Jerry Jeff Walker - vocals, guitar; Ron Cobb - bass; Reese Wynans - keyboards; Tomas Ramirez - saxophone; Michael Hardwick - guitar, banjo, pedal steel; Michael Clark - drums

This is one of the most enjoyable live sets you are likely to hear from Jerry Jeff Walker, one of the last true country cowboy music stars that's still out there packing venues.

Opening with "Getting By," Walker gets the audience cheering right from the beginning. He next launches into a pretty straightforward cover of Bob Dylan's "Don't Think Twice, It's Alright," which he sings as well as Dylan himself. "Feels Like 1959" which follows is the story of a memorable party Walker attended that brought him back to the kind of hullabaloos he witnessed during the early days of rock 'n' roll. "Jaded Lover" is the most traditional of the country songs played during the show and excels primarily in the pedal steel guitar work of band member, Michael Hardwick.

"Ro-Deo-Deo Cowboy" borrows heavily from country swing, and could have been recorded by Asleep at the Wheel. The poignant "Eastern Avenue River Railway Blues," is clearly the best song in the show, and sounds like a cross between Bob Dylan and Harry Chapin. It has a country-blues feel, a style of music which Walker nicknamed "Cowjazz." That was also the name of the record Walker was promoting at the time this concert was broadcast. The jazz vamp at the end of the song, featuring a blistering electric piano solo from Reese Wynans, is nothing short of brilliant.

Jerry Jeff Walker is an American songsmith from Texas who has gained recognition as an innovative part of both the folk and country-rock scenes. He is perhaps best known for his gentle ode to entertainer Bill Robinson, whom he immortalized in the song "Mr. Bojangles." This show was recorded for the "Live at the Bottom Line" radio concert series in December, 1978 and features Walker with a band that is comfortable playing both Western swing and straight up Texan rock 'n' roll.
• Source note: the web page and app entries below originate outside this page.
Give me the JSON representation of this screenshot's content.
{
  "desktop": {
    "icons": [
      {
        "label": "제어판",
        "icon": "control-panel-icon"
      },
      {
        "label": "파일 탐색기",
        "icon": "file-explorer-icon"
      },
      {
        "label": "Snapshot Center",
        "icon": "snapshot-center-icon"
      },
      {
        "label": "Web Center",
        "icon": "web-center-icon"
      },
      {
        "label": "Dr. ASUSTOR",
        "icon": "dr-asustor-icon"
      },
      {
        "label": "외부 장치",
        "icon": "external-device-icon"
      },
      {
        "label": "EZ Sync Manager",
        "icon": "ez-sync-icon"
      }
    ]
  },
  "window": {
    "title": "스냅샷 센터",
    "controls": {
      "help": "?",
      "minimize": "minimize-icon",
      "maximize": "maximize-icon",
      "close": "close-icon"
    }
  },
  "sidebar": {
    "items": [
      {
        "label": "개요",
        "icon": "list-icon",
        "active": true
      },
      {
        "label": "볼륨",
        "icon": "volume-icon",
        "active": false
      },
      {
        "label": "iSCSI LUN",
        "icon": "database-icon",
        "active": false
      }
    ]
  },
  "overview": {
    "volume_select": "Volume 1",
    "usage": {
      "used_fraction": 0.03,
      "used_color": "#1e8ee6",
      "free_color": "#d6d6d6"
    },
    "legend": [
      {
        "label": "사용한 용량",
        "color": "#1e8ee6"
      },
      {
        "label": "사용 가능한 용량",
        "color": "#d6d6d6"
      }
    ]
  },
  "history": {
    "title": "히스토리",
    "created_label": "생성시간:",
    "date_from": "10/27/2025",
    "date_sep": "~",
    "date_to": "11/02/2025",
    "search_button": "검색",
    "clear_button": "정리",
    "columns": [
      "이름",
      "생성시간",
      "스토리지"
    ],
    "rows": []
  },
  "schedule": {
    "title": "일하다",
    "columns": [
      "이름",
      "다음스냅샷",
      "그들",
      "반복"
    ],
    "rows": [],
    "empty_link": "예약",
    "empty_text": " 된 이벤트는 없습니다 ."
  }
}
Walker was born in upstate New York and moved to Greenwich Village in New York City in the late 1960s. He recorded two albums on Vanguard Records as part of a folk-rock band called Circus Maximus. After they disbanded in 1968, he signed to Atco Records but saw little commercial success. In 1970, he moved to Austin, Texas, where he found his true musical home. Along with Waylon Jennings, Willie Nelson, Johnny Cash and others, he spearheaded the "outlaw" country music movement. It was also during this time that The Nitty Gritty Dirt Band had a Top 10 hit with their version of his song, "Mr. Bojangles."

Walker never had a huge hit on his own, but he did record a number of gold albums with his backing group, The Lost Gonzo Band. He named himself "The Gypsy Songman" and has remained a steady recording and touring act with a very loyal cult following.